Big jacks: An unusual amount of amberjack has settled over many wrecks. If you jig up a few blue runners, you should be hooked up immediately with a giant amberjack. For the past five years, amberjack have arrived in December. Healthy water conditions are surely an important ingredient for their early movement.
Not Flipper: A larger than normal version of the dolphin fish (mahi mahi) has been rewarding anglers the past few weeks in depths of 60-plus feet. Five- to 7-pounders have been aggressive once spotted behind the boat. After hooking the first one, leave it in the water for the school to follow, then drop in baits to hook more.
Bottom fishing: Red grouper fishing remains strong, especially in 80-plus feet. Our annual gag grouper migration has been lackluster. Expect one more cold front to precede the gags' arrival. A few smaller keepers have been caught in depths of 30 feet. Soon, the bigger fish should be devouring offerings in depths as shallow as 20 feet.

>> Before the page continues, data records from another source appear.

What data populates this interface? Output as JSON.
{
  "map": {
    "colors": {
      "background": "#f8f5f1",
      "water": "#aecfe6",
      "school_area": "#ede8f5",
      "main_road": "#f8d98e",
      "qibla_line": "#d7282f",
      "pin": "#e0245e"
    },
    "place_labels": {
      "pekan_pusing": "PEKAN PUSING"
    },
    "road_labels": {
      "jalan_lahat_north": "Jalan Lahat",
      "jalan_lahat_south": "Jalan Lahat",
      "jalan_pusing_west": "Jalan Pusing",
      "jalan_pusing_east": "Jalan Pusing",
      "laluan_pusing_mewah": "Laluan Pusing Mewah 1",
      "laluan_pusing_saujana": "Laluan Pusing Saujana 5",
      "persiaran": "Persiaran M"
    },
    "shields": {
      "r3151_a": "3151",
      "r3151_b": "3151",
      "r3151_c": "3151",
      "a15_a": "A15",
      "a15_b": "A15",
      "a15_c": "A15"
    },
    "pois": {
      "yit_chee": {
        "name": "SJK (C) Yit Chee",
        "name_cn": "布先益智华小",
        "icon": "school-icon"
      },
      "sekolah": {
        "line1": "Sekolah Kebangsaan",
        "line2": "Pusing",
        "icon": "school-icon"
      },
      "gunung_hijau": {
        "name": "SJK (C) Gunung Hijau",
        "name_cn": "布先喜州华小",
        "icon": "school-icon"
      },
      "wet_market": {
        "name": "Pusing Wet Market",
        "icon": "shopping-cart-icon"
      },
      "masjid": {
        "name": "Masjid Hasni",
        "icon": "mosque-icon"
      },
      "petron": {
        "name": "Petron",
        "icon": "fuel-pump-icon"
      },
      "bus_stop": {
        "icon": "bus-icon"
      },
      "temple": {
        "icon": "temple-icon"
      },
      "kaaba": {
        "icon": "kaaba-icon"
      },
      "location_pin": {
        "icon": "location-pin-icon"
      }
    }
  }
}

Big macks: Kingfish have been arriving daily. But most of the bigger fish are still offshore. The most recent tournament had numerous fish pulled from large ledges in the Middle Grounds area. Boats equipped with double motors and built to go fast could make the 80-plus-mile run and still get back to the scales in time to weigh a big one. We should have more big fish closer to shore with the arrival of one more cold front.

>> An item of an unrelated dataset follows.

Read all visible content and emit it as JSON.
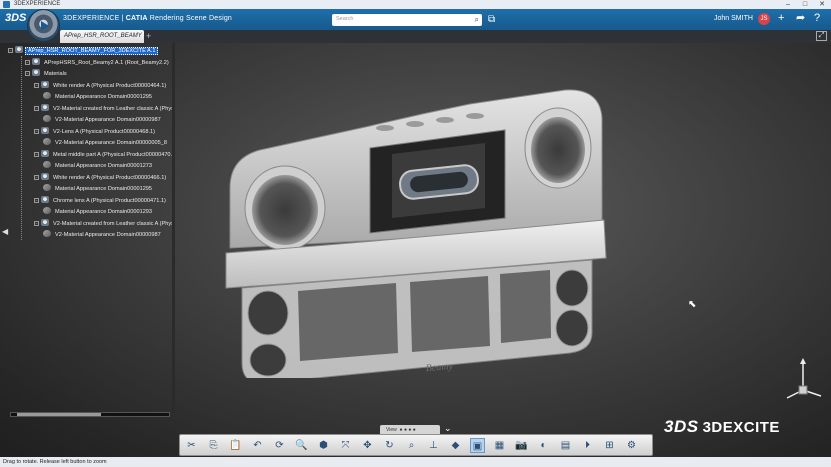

Dave Mistretta captains the Jaws Too out of Indian Rocks Beach and can be reached at firstname.lastname@example.org, jawstoo.com or (727) 595-3276.